Of course if there is a will, there is a way and I have some cool ideas that could make all of those things work seamlessly too with custom MVC routes. Stay tuned!

Sql script for changing media paths or virtual directories in Umbraco

May 15, 2013 01:11

When you upload media in Umbraco it stores the absolute path to the media item in the database. By default the path will look something like:

/media/12335/MyImage.jpg

However, if you are running Umbraco in a virtual directory the path will also include the virtual directly prefix. For example:

/MyVirtualDirectory/media/12335/MyImage.jpg

So you can imagine that some issues might arise if you already have data in your Umbraco install and then wanted to change virtual directory paths, or even change the media location path (umbracoMediaPath) in the web.config.

Luckily it’s easily solved with a quick SQL script. These scripts will update the path stored in Umbraco created by any property type that is of a data type with an ‘upload control’ property editor.
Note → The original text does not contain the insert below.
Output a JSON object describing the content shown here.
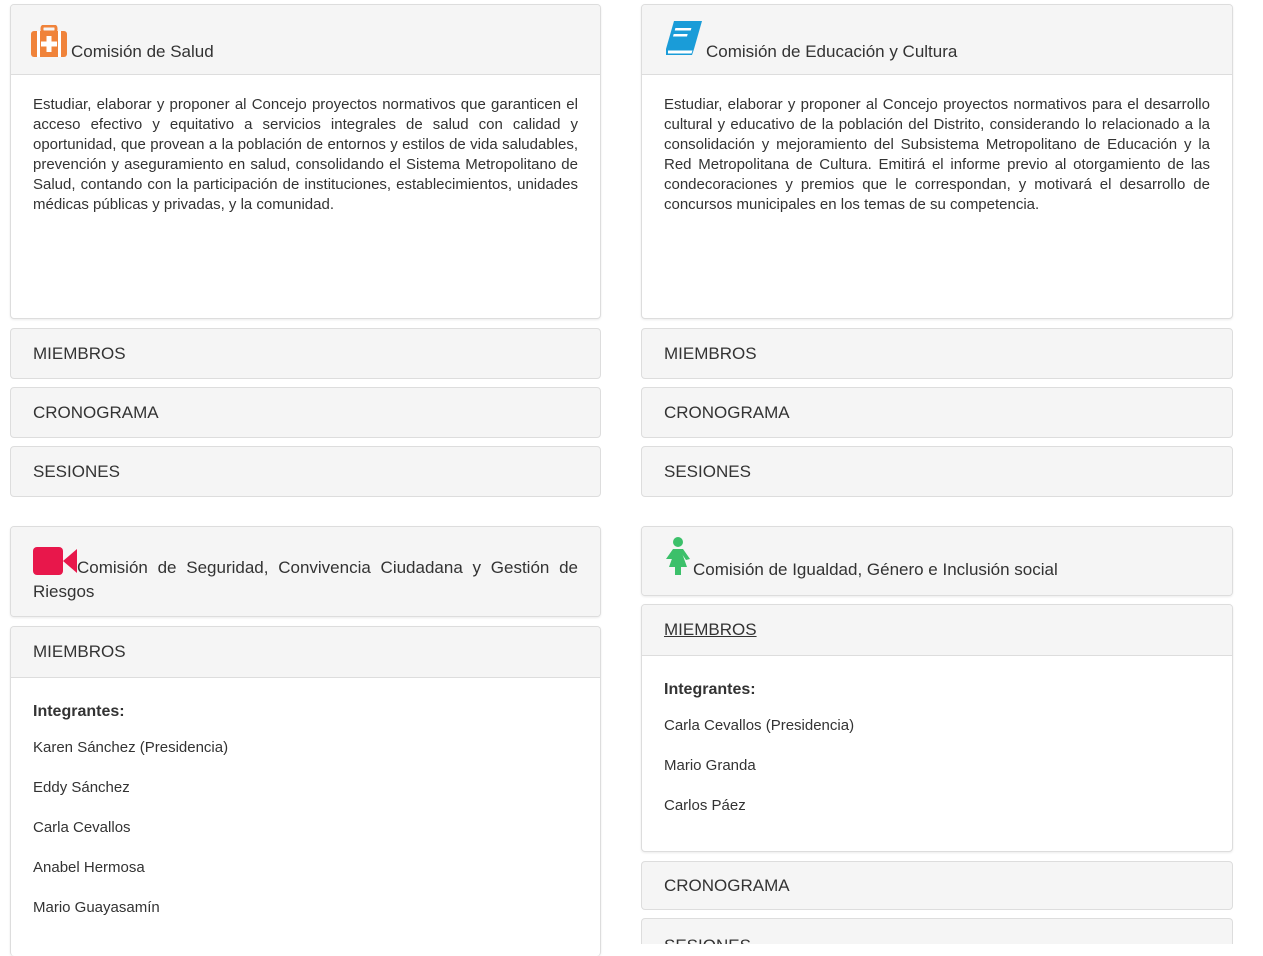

When moving to a virtual directory

Here’s a quick script to run against your current install if you are moving from a normal installation to using a virtual directory. Note: You will need to replace all instances of ‘MyVirtualDirectory’ to be your vdir path!

update cmsPropertyData 
set dataNvarchar = '/MyVirtualDirectory' + dataNvarchar
where id in
(select cmsPropertyData.id from cmsPropertyData
inner join cmsPropertyType on cmsPropertyData.propertytypeid = cmsPropertyType.id
inner join cmsDataType on cmsPropertyType.dataTypeId = cmsDataType.nodeId
where cmsDataType.controlId = '5032a6e6-69e3-491d-bb28-cd31cd11086c'
and cmsPropertyData.dataNvarchar is not null
and SUBSTRING(cmsPropertyData.dataNvarchar, 0, LEN('/MyVirtualDirectory') + 1) <> '/MyVirtualDirectory')

When moving from a virtual directory

Here’s the script to run if you are currently running in a virtual directory and want to move to a non-virtual directory. Note: You will need to replace all instances of ‘MyVirtualDirectory’ to be your vdir path!

update cmsPropertyData 
set dataNvarchar = SUBSTRING(dataNvarchar, LEN('/MyVirtualDirectory') + 1, LEN(dataNvarchar) - LEN('/MyVirtualDirectory'))
where id in
(select cmsPropertyData.id from cmsPropertyData
inner join cmsPropertyType on cmsPropertyData.propertytypeid = cmsPropertyType.id
inner join cmsDataType on cmsPropertyType.dataTypeId = cmsDataType.nodeId
where cmsDataType.controlId = '5032a6e6-69e3-491d-bb28-cd31cd11086c'
and cmsPropertyData.dataNvarchar is not null
and SUBSTRING(cmsPropertyData.dataNvarchar, 0, LEN('/MyVirtualDirectory') + 1) = '/MyVirtualDirectory' )

Moving to a different virtual directory?

If you want to move to a different virtual directory, you can combine the above 2 scripts… first move from a virtual directory back to normal, then move to the new virtual directory.

The above procedures would work as well if you were to change the umbracoMediaPath app setting in the web.config … though most people wont change that or even know about it ;)

Examine 1.5.1 released

April 5, 2013 19:59

I’ve created a new release of Examine today, version 1.5.1. There’s nothing really new in this release, just a bunch of bug fixes. The other cool thing is that I’ve finally got Examine on Nuget now. The v1.5.1 release page is here on CodePlex with upgrade instructions… which is really just replacing the DLLs.

Its important to note that if you have installed Umbraco 6.0.1+ or 4.11.5+ then you already have Examine 1.5.0  installed (which isn’t an official release on the CodePlex page) which has 8 of these 10 bugs fixed already.

Bugs fixed

Here’s the full list of bugs fixed in this release:

UmbracoExamine

You may already know this but we’ve moved the UmbracoExamine libraries in to the core of Umbraco so that the Umbraco core team can better support the implementation. That means that only the basic Examine libraries will continue to exist @ examine.codeplex.com. The release of 1.5.1 only relates to the base Examine libraries, not the UmbracoExamine libraries, but that’s ok you can still upgrade these base libraries without issue.

Nuget

There’s 2 Examine projects up on Nuget, the basic Examine package and the Azure package if you wish to use Azure directory for your indexes.

Standard package:

PM> Install-Package Examine

Azure package:

PM> Install-Package Examine.Azure

 

Happy searching!